Twitter’s Astonishing Hockey Stick
Earlier this year I talked to someone who was an early investor in Twitter and asked him whether the company’s lack of revenue had bothered him when he made the bet.
“No,” he said. “I bet on the hockey stick.”
That is, he was looking at Twitter’s staggering month-over-month growth–which looks like a hockey stick when you plot it on a graph–and assuming that any company that moved that fast had to be worth something, eventually.
That kind of thinking is common during bubbles, and much less so after they burst.
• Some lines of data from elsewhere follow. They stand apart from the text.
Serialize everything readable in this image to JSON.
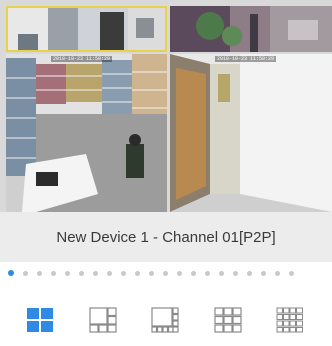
{
  "app": {
    "accent_color": "#2f8ae6"
  },
  "channels": [
    {
      "icon": "camera-feed-top-left",
      "timestamp": ""
    },
    {
      "icon": "camera-feed-top-right",
      "timestamp": ""
    },
    {
      "icon": "camera-feed-library",
      "timestamp": "2018-10-23 11:50:29"
    },
    {
      "icon": "camera-feed-hallway",
      "timestamp": "2018-10-23 11:50:29"
    }
  ],
  "selected_channel_label": "New Device 1 - Channel 01[P2P]",
  "pager": {
    "total_pages": 21,
    "current_page": 1
  },
  "layout_options": [
    {
      "name": "four-split-layout-icon",
      "selected": true
    },
    {
      "name": "six-split-layout-icon",
      "selected": false
    },
    {
      "name": "eight-split-layout-icon",
      "selected": false
    },
    {
      "name": "nine-split-layout-icon",
      "selected": false
    },
    {
      "name": "sixteen-split-layout-icon",
      "selected": false
    }
  ]
}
But in this case, betting on Twitter’s hockey stick looks like a good wager–especially if you made your bet prior to this year. Because this is what the hockey stick looks like now (click to enlarge):
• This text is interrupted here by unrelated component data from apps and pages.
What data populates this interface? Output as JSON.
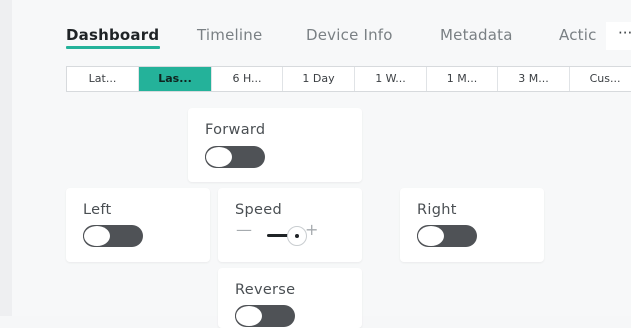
{
  "tabs": [
    {
      "label": "Dashboard",
      "active": true
    },
    {
      "label": "Timeline",
      "active": false
    },
    {
      "label": "Device Info",
      "active": false
    },
    {
      "label": "Metadata",
      "active": false
    },
    {
      "label": "Actic",
      "active": false
    }
  ],
  "tabs_more": "···",
  "time_ranges": [
    {
      "label": "Lat...",
      "active": false
    },
    {
      "label": "Las...",
      "active": true
    },
    {
      "label": "6 H...",
      "active": false
    },
    {
      "label": "1 Day",
      "active": false
    },
    {
      "label": "1 W...",
      "active": false
    },
    {
      "label": "1 M...",
      "active": false
    },
    {
      "label": "3 M...",
      "active": false
    },
    {
      "label": "Cus...",
      "active": false
    }
  ],
  "widgets": {
    "forward": {
      "title": "Forward",
      "state": "off"
    },
    "left": {
      "title": "Left",
      "state": "off"
    },
    "speed": {
      "title": "Speed",
      "minus": "—",
      "plus": "+"
    },
    "right": {
      "title": "Right",
      "state": "off"
    },
    "reverse": {
      "title": "Reverse",
      "state": "off"
    }
  },
  "colors": {
    "accent": "#24b29a",
    "switch_off": "#4f5256"
  }
}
And note that the chart just illustrates U.S. traffic to Twitter, which comScore (SCOR) pegs at 9.3 million unique visitors in March, up 131 percent from February. Factor in international users, and those who use Twitter but never visit the site, and you get to 20 million easily.
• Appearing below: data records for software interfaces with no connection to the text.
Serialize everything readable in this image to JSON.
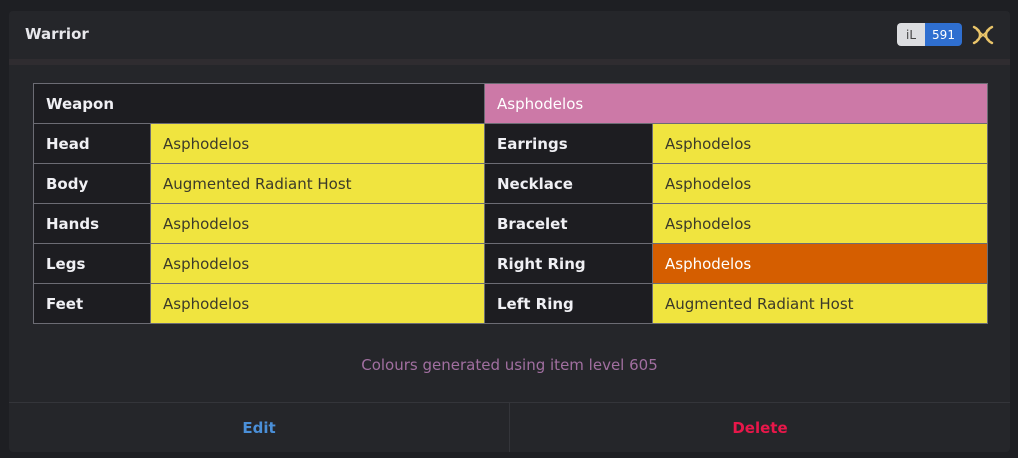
{
  "card": {
    "title": "Warrior",
    "item_level": {
      "label": "iL",
      "value": "591"
    },
    "job_icon": "warrior-job-icon"
  },
  "gear": {
    "weapon": {
      "slot": "Weapon",
      "item": "Asphodelos",
      "color": "#cc79a7"
    },
    "rows": [
      {
        "left_slot": "Head",
        "left_item": "Asphodelos",
        "left_color": "#f0e43f",
        "right_slot": "Earrings",
        "right_item": "Asphodelos",
        "right_color": "#f0e43f"
      },
      {
        "left_slot": "Body",
        "left_item": "Augmented Radiant Host",
        "left_color": "#f0e43f",
        "right_slot": "Necklace",
        "right_item": "Asphodelos",
        "right_color": "#f0e43f"
      },
      {
        "left_slot": "Hands",
        "left_item": "Asphodelos",
        "left_color": "#f0e43f",
        "right_slot": "Bracelet",
        "right_item": "Asphodelos",
        "right_color": "#f0e43f"
      },
      {
        "left_slot": "Legs",
        "left_item": "Asphodelos",
        "left_color": "#f0e43f",
        "right_slot": "Right Ring",
        "right_item": "Asphodelos",
        "right_color": "#d55e00"
      },
      {
        "left_slot": "Feet",
        "left_item": "Asphodelos",
        "left_color": "#f0e43f",
        "right_slot": "Left Ring",
        "right_item": "Augmented Radiant Host",
        "right_color": "#f0e43f"
      }
    ]
  },
  "note": "Colours generated using item level 605",
  "actions": {
    "edit_label": "Edit",
    "delete_label": "Delete"
  },
  "colors": {
    "accent_edit": "#4a8fd8",
    "accent_delete": "#e8174a",
    "note_color": "#a16fa0"
  }
}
I’m going to write many more stories about Twitter (a phenomenon that is itself part of the Twitter story) so we can try to assess exactly what that growth means, whether it makes sense for Google (GOOG) or Microsoft (MSFT) to do a search deal and what Twitter is really worth, later. But unless the Twitter guys really make a hash out of this, my anonymous investor is going to be right: That hockey stick is going to be worth something to someone.
Side note: As popular as Twitter is, most people are still new to it. So here’s a tip: If you don’t want the general public to know that you and many of your coworkers got laid off today, don’t Twitter about it.
[Image credit: Mykel Roventine]